* RECORDS FOR THE TASK

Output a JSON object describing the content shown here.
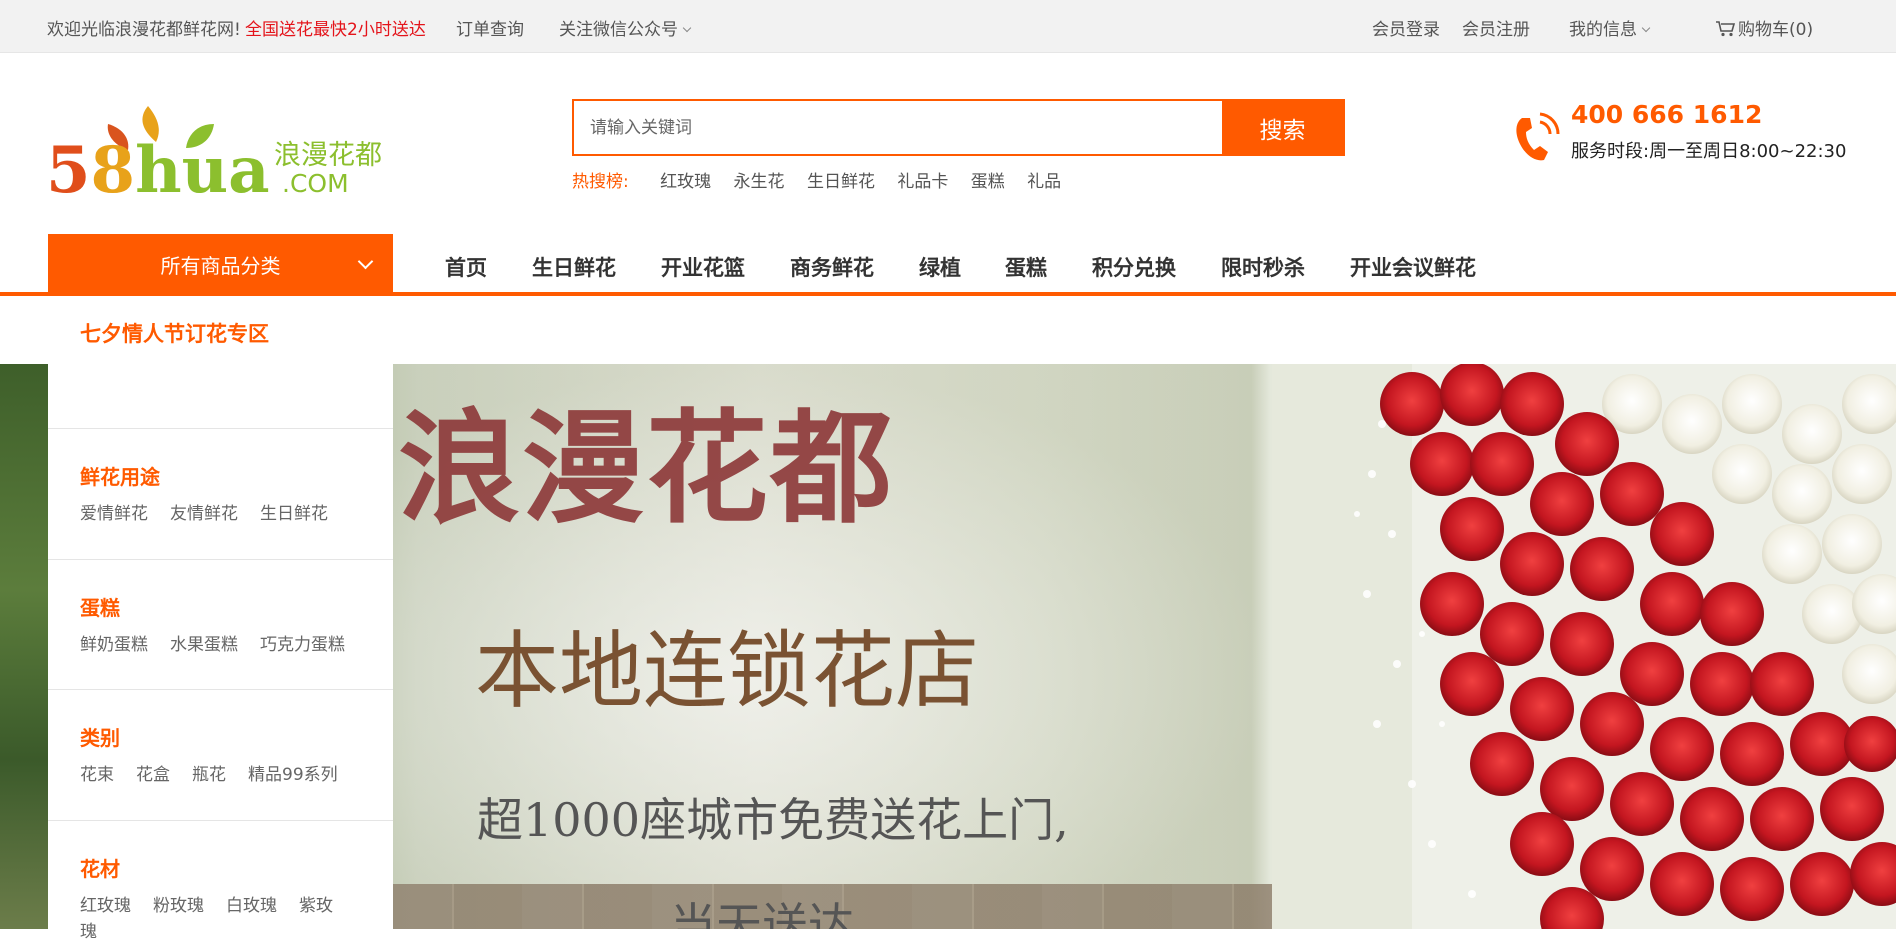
{
  "topbar": {
    "welcome": "欢迎光临浪漫花都鲜花网!",
    "promo": "全国送花最快2小时送达",
    "order_query": "订单查询",
    "wechat": "关注微信公众号",
    "login": "会员登录",
    "register": "会员注册",
    "my_info": "我的信息",
    "cart": "购物车(0)"
  },
  "search": {
    "placeholder": "请输入关键词",
    "button": "搜索",
    "hot_label": "热搜榜:",
    "hot_terms": [
      "红玫瑰",
      "永生花",
      "生日鲜花",
      "礼品卡",
      "蛋糕",
      "礼品"
    ]
  },
  "contact": {
    "phone": "400 666 1612",
    "hours": "服务时段:周一至周日8:00~22:30"
  },
  "nav": {
    "all_categories": "所有商品分类",
    "items": [
      "首页",
      "生日鲜花",
      "开业花篮",
      "商务鲜花",
      "绿植",
      "蛋糕",
      "积分兑换",
      "限时秒杀",
      "开业会议鲜花"
    ]
  },
  "promo_link": "七夕情人节订花专区",
  "sidebar": {
    "groups": [
      {
        "title": "鲜花用途",
        "links": [
          "爱情鲜花",
          "友情鲜花",
          "生日鲜花"
        ]
      },
      {
        "title": "蛋糕",
        "links": [
          "鲜奶蛋糕",
          "水果蛋糕",
          "巧克力蛋糕"
        ]
      },
      {
        "title": "类别",
        "links": [
          "花束",
          "花盒",
          "瓶花",
          "精品99系列"
        ]
      },
      {
        "title": "花材",
        "links": [
          "红玫瑰",
          "粉玫瑰",
          "白玫瑰",
          "紫玫瑰"
        ]
      }
    ]
  },
  "banner": {
    "title": "浪漫花都",
    "subtitle": "本地连锁花店",
    "line1": "超1000座城市免费送花上门,",
    "line2": "当天送达"
  },
  "logo": {
    "main": "58hua",
    "cn": "浪漫花都",
    "com": ".COM"
  },
  "colors": {
    "accent": "#ff5a00",
    "promo_red": "#e4141b"
  },
  "icons": {
    "cart": "cart-icon",
    "phone": "phone-icon",
    "chevron": "chevron-down-icon"
  }
}
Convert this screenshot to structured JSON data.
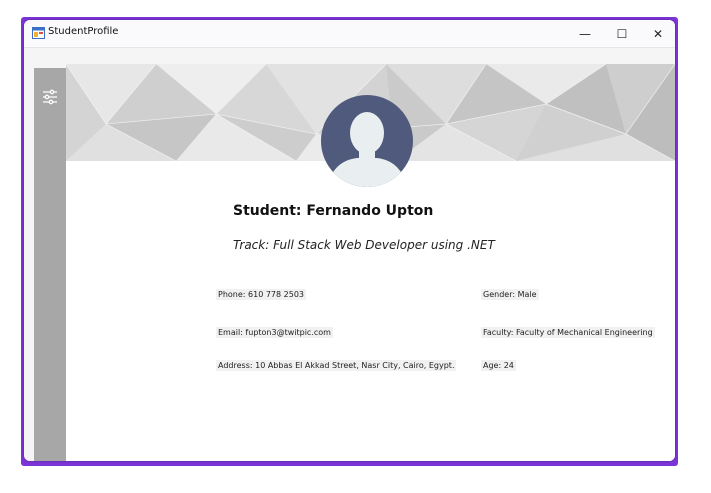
{
  "window": {
    "title": "StudentProfile",
    "minimize_glyph": "—",
    "maximize_glyph": "☐",
    "close_glyph": "✕"
  },
  "sidebar": {
    "icon": "settings-sliders-icon"
  },
  "profile": {
    "avatar_icon": "user-avatar-icon",
    "name": "Student: Fernando Upton",
    "track": "Track: Full Stack Web Developer using .NET",
    "phone": "Phone: 610 778 2503",
    "gender": "Gender: Male",
    "email": "Email: fupton3@twitpic.com",
    "faculty": "Faculty: Faculty of Mechanical Engineering",
    "address": "Address: 10 Abbas El Akkad Street, Nasr City, Cairo, Egypt.",
    "age": "Age: 24"
  },
  "colors": {
    "window_frame": "#7b34d6",
    "sidebar": "#a7a7a7",
    "avatar_circle": "#4f5a7c",
    "avatar_silhouette": "#e9eef0"
  }
}
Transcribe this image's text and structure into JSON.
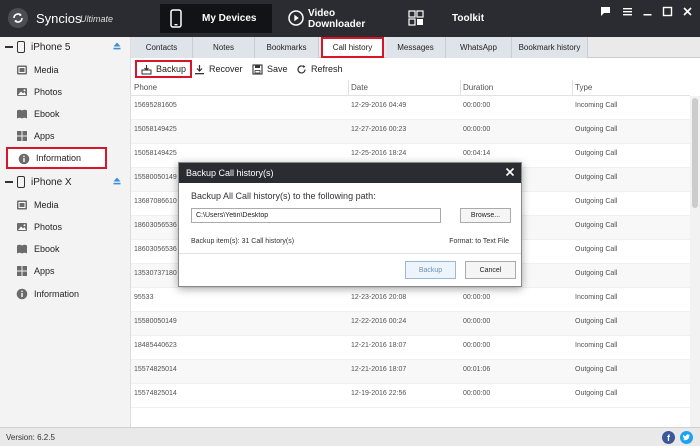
{
  "app": {
    "name": "Syncios",
    "edition": "Ultimate"
  },
  "nav": {
    "devices": "My Devices",
    "video": "Video Downloader",
    "toolkit": "Toolkit"
  },
  "devices": [
    {
      "name": "iPhone 5",
      "items": [
        "Media",
        "Photos",
        "Ebook",
        "Apps",
        "Information"
      ]
    },
    {
      "name": "iPhone X",
      "items": [
        "Media",
        "Photos",
        "Ebook",
        "Apps",
        "Information"
      ]
    }
  ],
  "tabs": [
    "Contacts",
    "Notes",
    "Bookmarks",
    "Call history",
    "Messages",
    "WhatsApp",
    "Bookmark history"
  ],
  "toolbar": {
    "backup": "Backup",
    "recover": "Recover",
    "save": "Save",
    "refresh": "Refresh"
  },
  "table": {
    "headers": [
      "Phone",
      "Date",
      "Duration",
      "Type"
    ],
    "rows": [
      [
        "15695281605",
        "12-29-2016 04:49",
        "00:00:00",
        "Incoming Call"
      ],
      [
        "15058149425",
        "12-27-2016 00:23",
        "00:00:00",
        "Outgoing Call"
      ],
      [
        "15058149425",
        "12-25-2016 18:24",
        "00:04:14",
        "Outgoing Call"
      ],
      [
        "15580050149",
        "",
        "",
        "Outgoing Call"
      ],
      [
        "13687086610",
        "",
        "",
        "Outgoing Call"
      ],
      [
        "18603056536",
        "",
        "",
        "Outgoing Call"
      ],
      [
        "18603056536",
        "",
        "",
        "Outgoing Call"
      ],
      [
        "13530737180",
        "",
        "",
        "Outgoing Call"
      ],
      [
        "95533",
        "12-23-2016 20:08",
        "00:00:00",
        "Incoming Call"
      ],
      [
        "15580050149",
        "12-22-2016 00:24",
        "00:00:00",
        "Outgoing Call"
      ],
      [
        "18485440623",
        "12-21-2016 18:07",
        "00:00:00",
        "Incoming Call"
      ],
      [
        "15574825014",
        "12-21-2016 18:07",
        "00:01:06",
        "Outgoing Call"
      ],
      [
        "15574825014",
        "12-19-2016 22:56",
        "00:00:00",
        "Outgoing Call"
      ]
    ]
  },
  "dialog": {
    "title": "Backup Call history(s)",
    "message": "Backup All Call history(s) to the following path:",
    "path": "C:\\Users\\Yetin\\Desktop",
    "browse": "Browse...",
    "items": "Backup item(s): 31 Call history(s)",
    "format": "Format: to Text File",
    "backup": "Backup",
    "cancel": "Cancel"
  },
  "status": {
    "version": "Version: 6.2.5"
  },
  "colors": {
    "accent": "#d8162a",
    "titlebar": "#2a2c31",
    "facebook": "#3b5998",
    "twitter": "#1da1f2"
  }
}
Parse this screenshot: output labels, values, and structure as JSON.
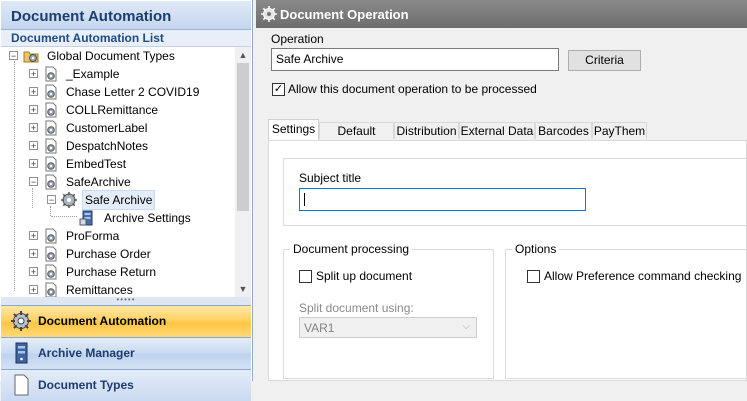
{
  "left": {
    "title": "Document Automation",
    "subtitle": "Document Automation List",
    "tree": [
      {
        "label": "Global Document Types",
        "expander": "−"
      },
      {
        "label": "_Example",
        "expander": "+"
      },
      {
        "label": "Chase Letter 2 COVID19",
        "expander": "+"
      },
      {
        "label": "COLLRemittance",
        "expander": "+"
      },
      {
        "label": "CustomerLabel",
        "expander": "+"
      },
      {
        "label": "DespatchNotes",
        "expander": "+"
      },
      {
        "label": "EmbedTest",
        "expander": "+"
      },
      {
        "label": "SafeArchive",
        "expander": "−"
      },
      {
        "label": "Safe Archive",
        "expander": "−"
      },
      {
        "label": "Archive Settings",
        "expander": ""
      },
      {
        "label": "ProForma",
        "expander": "+"
      },
      {
        "label": "Purchase Order",
        "expander": "+"
      },
      {
        "label": "Purchase Return",
        "expander": "+"
      },
      {
        "label": "Remittances",
        "expander": "+"
      }
    ],
    "scroll_up": "▲",
    "scroll_down": "▼",
    "splitter_grip": "•••••",
    "nav": [
      {
        "label": "Document Automation",
        "icon": "gear-icon"
      },
      {
        "label": "Archive Manager",
        "icon": "server-icon"
      },
      {
        "label": "Document Types",
        "icon": "document-icon"
      }
    ]
  },
  "right": {
    "title": "Document Operation",
    "operation_label": "Operation",
    "operation_value": "Safe Archive",
    "criteria_button": "Criteria",
    "allow_checkbox_label": "Allow this document operation to be processed",
    "allow_checked": true,
    "check_mark": "✓",
    "tabs": [
      "Settings",
      "Default Forms",
      "Distribution",
      "External Data",
      "Barcodes",
      "PayThem"
    ],
    "active_tab": "Settings",
    "subject_title_label": "Subject title",
    "subject_title_value": "",
    "doc_processing_group": "Document processing",
    "split_label": "Split up document",
    "split_checked": false,
    "split_using_label": "Split document using:",
    "split_using_value": "VAR1",
    "options_group": "Options",
    "allow_pref_label": "Allow Preference command checking",
    "allow_pref_checked": false
  }
}
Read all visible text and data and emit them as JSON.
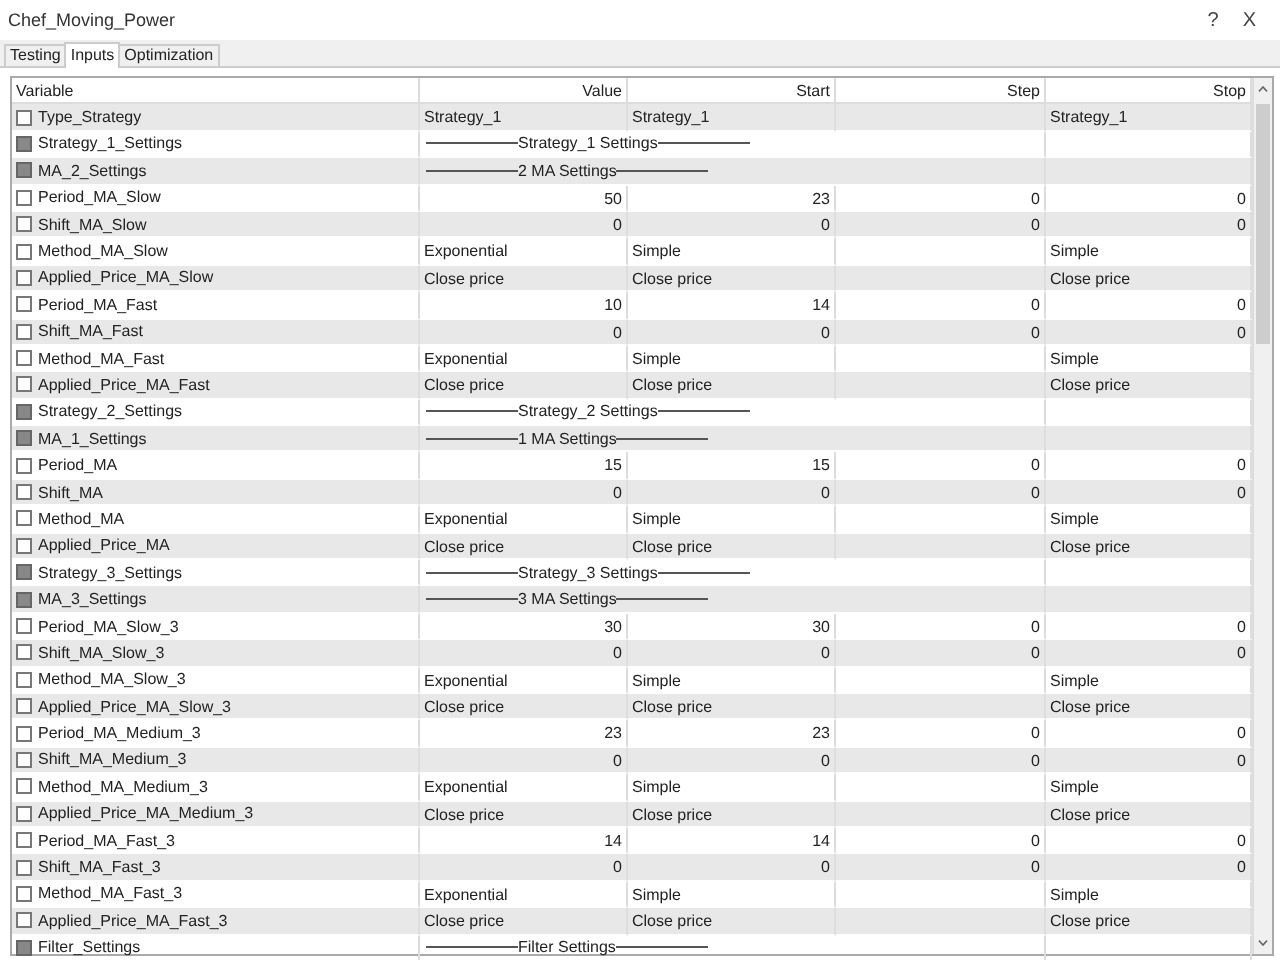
{
  "window": {
    "title": "Chef_Moving_Power",
    "help": "?",
    "close": "X"
  },
  "tabs": [
    {
      "label": "Testing",
      "selected": false
    },
    {
      "label": "Inputs",
      "selected": true
    },
    {
      "label": "Optimization",
      "selected": false
    }
  ],
  "table": {
    "columns": [
      "Variable",
      "Value",
      "Start",
      "Step",
      "Stop"
    ],
    "rows": [
      {
        "kind": "enum",
        "name": "Type_Strategy",
        "checked": false,
        "value": "Strategy_1",
        "start": "Strategy_1",
        "stop": "Strategy_1"
      },
      {
        "kind": "separator",
        "name": "Strategy_1_Settings",
        "checked": false,
        "value": "Strategy_1 Settings"
      },
      {
        "kind": "separator",
        "name": "MA_2_Settings",
        "checked": false,
        "value": "2 MA Settings"
      },
      {
        "kind": "number",
        "name": "Period_MA_Slow",
        "checked": false,
        "value": "50",
        "start": "23",
        "step": "0",
        "stop": "0"
      },
      {
        "kind": "number",
        "name": "Shift_MA_Slow",
        "checked": false,
        "value": "0",
        "start": "0",
        "step": "0",
        "stop": "0"
      },
      {
        "kind": "enum",
        "name": "Method_MA_Slow",
        "checked": false,
        "value": "Exponential",
        "start": "Simple",
        "stop": "Simple"
      },
      {
        "kind": "enum",
        "name": "Applied_Price_MA_Slow",
        "checked": false,
        "value": "Close price",
        "start": "Close price",
        "stop": "Close price"
      },
      {
        "kind": "number",
        "name": "Period_MA_Fast",
        "checked": false,
        "value": "10",
        "start": "14",
        "step": "0",
        "stop": "0"
      },
      {
        "kind": "number",
        "name": "Shift_MA_Fast",
        "checked": false,
        "value": "0",
        "start": "0",
        "step": "0",
        "stop": "0"
      },
      {
        "kind": "enum",
        "name": "Method_MA_Fast",
        "checked": false,
        "value": "Exponential",
        "start": "Simple",
        "stop": "Simple"
      },
      {
        "kind": "enum",
        "name": "Applied_Price_MA_Fast",
        "checked": false,
        "value": "Close price",
        "start": "Close price",
        "stop": "Close price"
      },
      {
        "kind": "separator",
        "name": "Strategy_2_Settings",
        "checked": false,
        "value": "Strategy_2 Settings"
      },
      {
        "kind": "separator",
        "name": "MA_1_Settings",
        "checked": false,
        "value": "1 MA Settings"
      },
      {
        "kind": "number",
        "name": "Period_MA",
        "checked": false,
        "value": "15",
        "start": "15",
        "step": "0",
        "stop": "0"
      },
      {
        "kind": "number",
        "name": "Shift_MA",
        "checked": false,
        "value": "0",
        "start": "0",
        "step": "0",
        "stop": "0"
      },
      {
        "kind": "enum",
        "name": "Method_MA",
        "checked": false,
        "value": "Exponential",
        "start": "Simple",
        "stop": "Simple"
      },
      {
        "kind": "enum",
        "name": "Applied_Price_MA",
        "checked": false,
        "value": "Close price",
        "start": "Close price",
        "stop": "Close price"
      },
      {
        "kind": "separator",
        "name": "Strategy_3_Settings",
        "checked": false,
        "value": "Strategy_3 Settings"
      },
      {
        "kind": "separator",
        "name": "MA_3_Settings",
        "checked": false,
        "value": "3 MA Settings"
      },
      {
        "kind": "number",
        "name": "Period_MA_Slow_3",
        "checked": false,
        "value": "30",
        "start": "30",
        "step": "0",
        "stop": "0"
      },
      {
        "kind": "number",
        "name": "Shift_MA_Slow_3",
        "checked": false,
        "value": "0",
        "start": "0",
        "step": "0",
        "stop": "0"
      },
      {
        "kind": "enum",
        "name": "Method_MA_Slow_3",
        "checked": false,
        "value": "Exponential",
        "start": "Simple",
        "stop": "Simple"
      },
      {
        "kind": "enum",
        "name": "Applied_Price_MA_Slow_3",
        "checked": false,
        "value": "Close price",
        "start": "Close price",
        "stop": "Close price"
      },
      {
        "kind": "number",
        "name": "Period_MA_Medium_3",
        "checked": false,
        "value": "23",
        "start": "23",
        "step": "0",
        "stop": "0"
      },
      {
        "kind": "number",
        "name": "Shift_MA_Medium_3",
        "checked": false,
        "value": "0",
        "start": "0",
        "step": "0",
        "stop": "0"
      },
      {
        "kind": "enum",
        "name": "Method_MA_Medium_3",
        "checked": false,
        "value": "Exponential",
        "start": "Simple",
        "stop": "Simple"
      },
      {
        "kind": "enum",
        "name": "Applied_Price_MA_Medium_3",
        "checked": false,
        "value": "Close price",
        "start": "Close price",
        "stop": "Close price"
      },
      {
        "kind": "number",
        "name": "Period_MA_Fast_3",
        "checked": false,
        "value": "14",
        "start": "14",
        "step": "0",
        "stop": "0"
      },
      {
        "kind": "number",
        "name": "Shift_MA_Fast_3",
        "checked": false,
        "value": "0",
        "start": "0",
        "step": "0",
        "stop": "0"
      },
      {
        "kind": "enum",
        "name": "Method_MA_Fast_3",
        "checked": false,
        "value": "Exponential",
        "start": "Simple",
        "stop": "Simple"
      },
      {
        "kind": "enum",
        "name": "Applied_Price_MA_Fast_3",
        "checked": false,
        "value": "Close price",
        "start": "Close price",
        "stop": "Close price"
      },
      {
        "kind": "separator",
        "name": "Filter_Settings",
        "checked": false,
        "value": "Filter Settings"
      }
    ]
  }
}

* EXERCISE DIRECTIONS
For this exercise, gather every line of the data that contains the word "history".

* TASK ANSWER
    "Call history",
    "Bookmark history"
    "title": "Backup Call history(s)",
    "message": "Backup All Call history(s) to the following path:",
    "items": "Backup item(s): 31 Call history(s)",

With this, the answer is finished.